Just like natural teeth, dentures need to be cleansed of plaque, food particles and other debris. Keeping your dentures in top shape will also help keep the soft tissues of your mouth healthy; an unclean or malformed denture can cause infections and irritation.
Remember to rinse and brush your dentures after every meal, and soak them in denture solution overnight. This also allows your gums to breathe while you sleep.
Here are some simple techniques for keeping your dentures clean:
• People can brush their dentures in a variety of ways. Some people use soap and water or a slightly abrasive toothpaste. Popular denture pastes and creams also can be used.
• Avoid using highly abrasive chemicals or pastes, or vigorously brushing with hard bristled toothbrushes.
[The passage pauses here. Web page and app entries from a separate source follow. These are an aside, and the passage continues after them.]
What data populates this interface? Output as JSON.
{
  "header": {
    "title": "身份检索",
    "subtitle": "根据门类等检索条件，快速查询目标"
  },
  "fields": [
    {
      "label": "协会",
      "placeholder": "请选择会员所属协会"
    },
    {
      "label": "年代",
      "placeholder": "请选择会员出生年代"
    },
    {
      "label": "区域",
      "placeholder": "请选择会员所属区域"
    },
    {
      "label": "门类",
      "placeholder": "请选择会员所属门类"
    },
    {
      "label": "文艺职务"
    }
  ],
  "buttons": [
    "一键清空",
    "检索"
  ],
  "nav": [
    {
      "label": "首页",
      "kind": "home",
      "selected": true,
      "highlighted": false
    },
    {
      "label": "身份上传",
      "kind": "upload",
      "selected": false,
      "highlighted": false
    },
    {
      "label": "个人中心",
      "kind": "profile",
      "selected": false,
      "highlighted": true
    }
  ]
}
These can scratch or even crack dentures.
• Hold your dentures gently to avoid loosening a tooth.
• Clean your dentures with cool or tepid water over a water-filled sink. Hot water may warp a denture. A small washcloth placed in the bottom of the bowl will ensure that your denture isn’t damaged if it falls.
• Soak your dentures overnight in any commercially available product like Efferdent or Polident and remember to rinse your dentures before placing them back in your mouth.
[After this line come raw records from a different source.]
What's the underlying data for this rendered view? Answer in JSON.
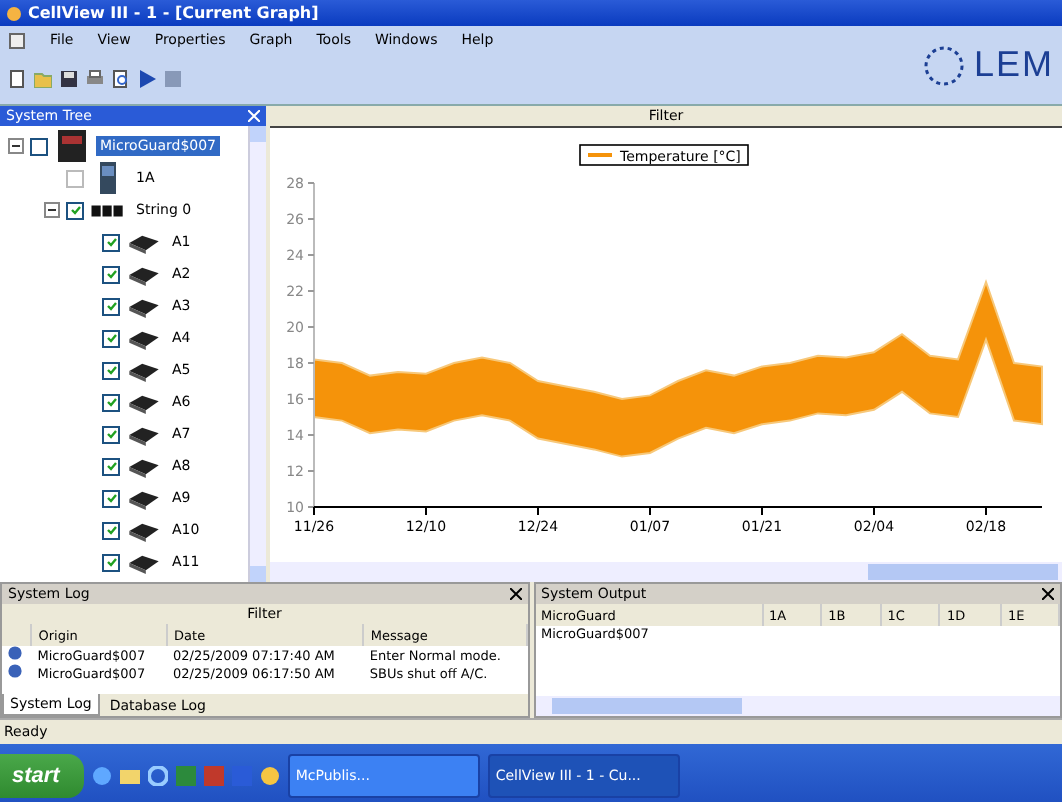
{
  "window": {
    "title": "CellView III - 1 - [Current Graph]"
  },
  "menu": [
    "File",
    "View",
    "Properties",
    "Graph",
    "Tools",
    "Windows",
    "Help"
  ],
  "logo": {
    "text": "LEM"
  },
  "tree_panel": {
    "title": "System Tree",
    "items": [
      {
        "label": "MicroGuard$007",
        "kind": "device",
        "checked": false,
        "selected": true,
        "expanded": true,
        "children": [
          {
            "label": "1A",
            "kind": "sensor",
            "checked": false,
            "disabled": true,
            "selected": false
          },
          {
            "label": "String 0",
            "kind": "string",
            "checked": true,
            "disabled": false,
            "selected": false,
            "expanded": true,
            "children": [
              {
                "label": "A1",
                "kind": "battery",
                "checked": true,
                "selected": false
              },
              {
                "label": "A2",
                "kind": "battery",
                "checked": true,
                "selected": false
              },
              {
                "label": "A3",
                "kind": "battery",
                "checked": true,
                "selected": false
              },
              {
                "label": "A4",
                "kind": "battery",
                "checked": true,
                "selected": false
              },
              {
                "label": "A5",
                "kind": "battery",
                "checked": true,
                "selected": false
              },
              {
                "label": "A6",
                "kind": "battery",
                "checked": true,
                "selected": false
              },
              {
                "label": "A7",
                "kind": "battery",
                "checked": true,
                "selected": false
              },
              {
                "label": "A8",
                "kind": "battery",
                "checked": true,
                "selected": false
              },
              {
                "label": "A9",
                "kind": "battery",
                "checked": true,
                "selected": false
              },
              {
                "label": "A10",
                "kind": "battery",
                "checked": true,
                "selected": false
              },
              {
                "label": "A11",
                "kind": "battery",
                "checked": true,
                "selected": false
              }
            ]
          }
        ]
      }
    ]
  },
  "graph": {
    "filter": "Filter",
    "chart_data": {
      "type": "area",
      "categories": [
        "11/26",
        null,
        null,
        null,
        "12/10",
        null,
        null,
        null,
        "12/24",
        null,
        null,
        null,
        "01/07",
        null,
        null,
        null,
        "01/21",
        null,
        null,
        null,
        "02/04",
        null,
        null,
        null,
        "02/18",
        null,
        null
      ],
      "series": [
        {
          "name": "Temperature [°C]",
          "color": "#f5930a",
          "values": [
            18.2,
            18.0,
            17.3,
            17.5,
            17.4,
            18.0,
            18.3,
            18.0,
            17.0,
            16.7,
            16.4,
            16.0,
            16.2,
            17.0,
            17.6,
            17.3,
            17.8,
            18.0,
            18.4,
            18.3,
            18.6,
            19.6,
            18.4,
            18.2,
            22.5,
            18.0,
            17.8
          ]
        }
      ],
      "ylim": [
        10,
        28
      ],
      "yticks": [
        10,
        12,
        14,
        16,
        18,
        20,
        22,
        24,
        26,
        28
      ]
    }
  },
  "system_log": {
    "title": "System Log",
    "filter": "Filter",
    "columns": [
      "Origin",
      "Date",
      "Message"
    ],
    "rows": [
      [
        "MicroGuard$007",
        "02/25/2009 07:17:40 AM",
        "Enter Normal mode."
      ],
      [
        "MicroGuard$007",
        "02/25/2009 06:17:50 AM",
        "SBUs shut off A/C."
      ]
    ],
    "tabs": [
      {
        "label": "System Log",
        "selected": true
      },
      {
        "label": "Database Log",
        "selected": false
      }
    ]
  },
  "system_output": {
    "title": "System Output",
    "columns": [
      "MicroGuard",
      "1A",
      "1B",
      "1C",
      "1D",
      "1E"
    ],
    "rows": [
      [
        "MicroGuard$007",
        "",
        "",
        "",
        "",
        ""
      ]
    ]
  },
  "status_bar": "Ready",
  "taskbar": {
    "start": "start",
    "tasks": [
      {
        "label": "McPublis...",
        "selected": false
      },
      {
        "label": "CellView III - 1 - Cu...",
        "selected": true
      }
    ]
  }
}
• Remember to use a separate toothbrush to clean your own natural teeth, as well as all of your gum tissues. In lieu of a toothbrush, a soft washcloth may be used to wipe your gums.
Over time, even daily care of your dentures may require them to be cleaned by the dentist. A powerful ultrasonic cleaner may be used to remove hard accumulations of tartar and other substances.
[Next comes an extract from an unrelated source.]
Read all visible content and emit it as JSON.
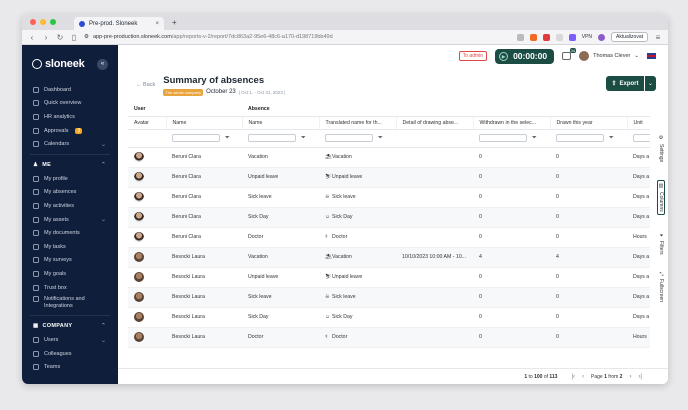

People’s mouths undergo change all of the time. Gums change shape; in many cases, gums tend to shrink over time after teeth have been extracted.
Most denture wearers experience a break-in period of as long as two months, during which the tissues surrounding their extracted teeth must heal. Conventional denture wearers must periodically visit their dentist to have the appliances adjusted. This is because patient’s gums sometimes change shape or shrink; moreover, daily maintenance of the appliances over time may also obviate the need for minor adjustments.
Adjustments are critical because a loose-fitting appliance, or one that has not been adjusted to compensate for gum or jaw changes could cause pressure points, leading to mouth sores and possible infection. Regular dental visits also provide an opportunity to replace or repair loose teeth, or make small repairs to dentures that may have become chipped or cracked.
Over the long run, the base of a denture may need to be “re-lined” because of wear and tear from constantly rubbing against your soft palate or roof of your mouth.
Technology advancements have made dentures very natural looking; however, it is only natural for first-time denture wearers to be self-conscious about their appearance and speech. Over time, a denture wearer’s confidence level increases, and this usually ceases to be an issue.
Like any new thing, caring for dentures takes practice.
Under normal circumstances, denture wearers can eat most foods with confidence that their appliance will not shift. Caution must be taken, however, to avoid certain kinds of hot, hard, crunchy, chewy or sticky foods. During the break-in period, denture wearers are usually advised to eat on both sides of their mouth so the appliances don’t get out of balance, or tip to one side.
In general, dentures that fit well may still need a small measure of help staying put. A good quality denture adhesive is acceptable. Older, poorly fitting dentures may damage the soft tissues of the mouth, and should be replaced as soon as possible.